WHAT IS EXPECTED | In the entries below, how many lines contain the word "title"? State the number and nothing more.

Data about app and page elements
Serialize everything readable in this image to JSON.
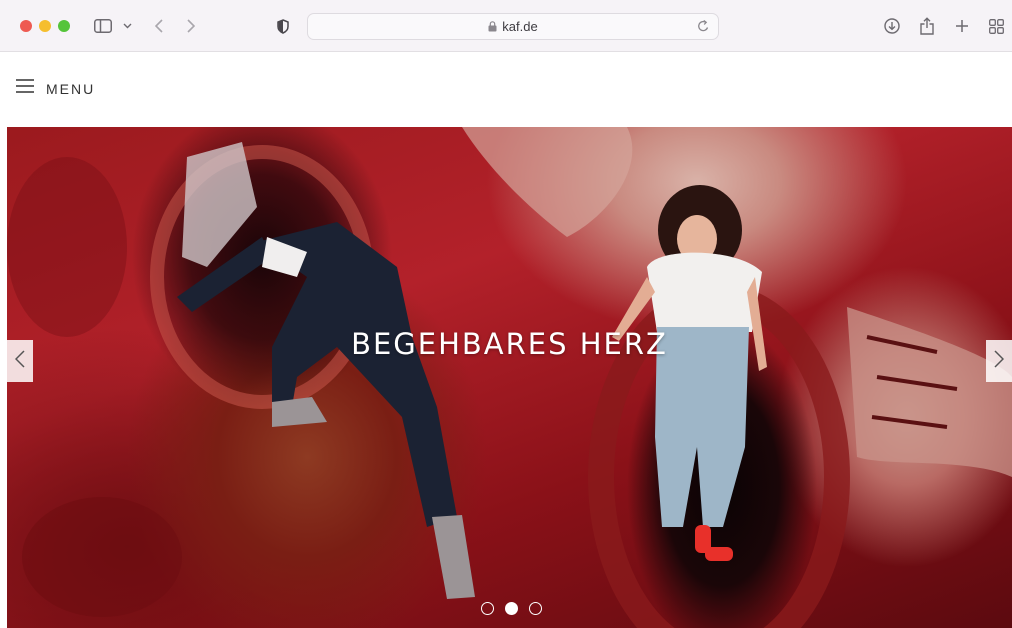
{
  "browser": {
    "url": "kaf.de",
    "icons": [
      "sidebar-icon",
      "chevron-down-icon",
      "back-icon",
      "forward-icon",
      "shield-icon",
      "lock-icon",
      "reload-icon",
      "download-icon",
      "share-icon",
      "new-tab-icon",
      "tab-overview-icon"
    ]
  },
  "header": {
    "menu_label": "MENU"
  },
  "slider": {
    "title": "BEGEHBARES HERZ",
    "slide_count": 3,
    "active_slide": 2
  },
  "colors": {
    "hero_red": "#b3212a",
    "menu_text": "#333333"
  }
}
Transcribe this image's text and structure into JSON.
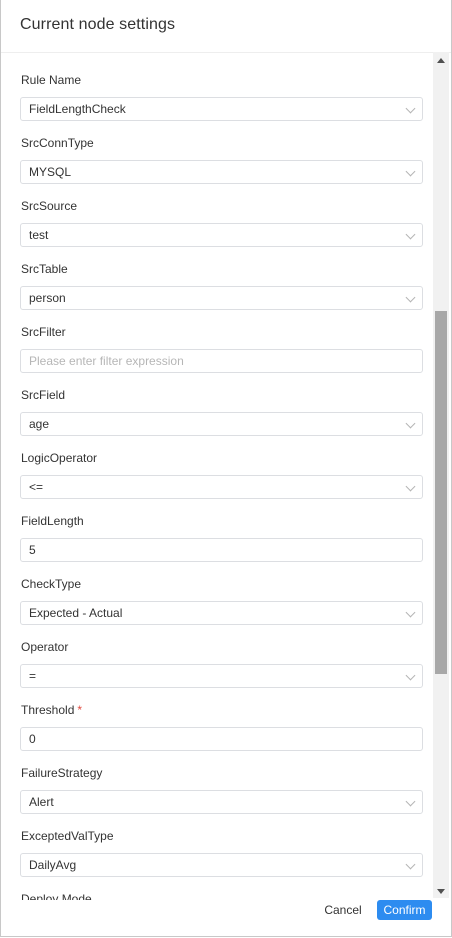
{
  "header": {
    "title": "Current node settings"
  },
  "form": {
    "fields": [
      {
        "label": "Rule Name",
        "value": "FieldLengthCheck",
        "type": "select"
      },
      {
        "label": "SrcConnType",
        "value": "MYSQL",
        "type": "select"
      },
      {
        "label": "SrcSource",
        "value": "test",
        "type": "select"
      },
      {
        "label": "SrcTable",
        "value": "person",
        "type": "select"
      },
      {
        "label": "SrcFilter",
        "value": "",
        "placeholder": "Please enter filter expression",
        "type": "input"
      },
      {
        "label": "SrcField",
        "value": "age",
        "type": "select"
      },
      {
        "label": "LogicOperator",
        "value": "<=",
        "type": "select"
      },
      {
        "label": "FieldLength",
        "value": "5",
        "type": "input"
      },
      {
        "label": "CheckType",
        "value": "Expected - Actual",
        "type": "select"
      },
      {
        "label": "Operator",
        "value": "=",
        "type": "select"
      },
      {
        "label": "Threshold",
        "required_mark": "*",
        "value": "0",
        "type": "input"
      },
      {
        "label": "FailureStrategy",
        "value": "Alert",
        "type": "select"
      },
      {
        "label": "ExceptedValType",
        "value": "DailyAvg",
        "type": "select"
      },
      {
        "label": "Deploy Mode"
      }
    ]
  },
  "footer": {
    "cancel_label": "Cancel",
    "confirm_label": "Confirm"
  },
  "colors": {
    "primary": "#2d8cf0",
    "required": "#e04a3f",
    "border": "#dcdee2"
  }
}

EXERCISE RESPONSE | 2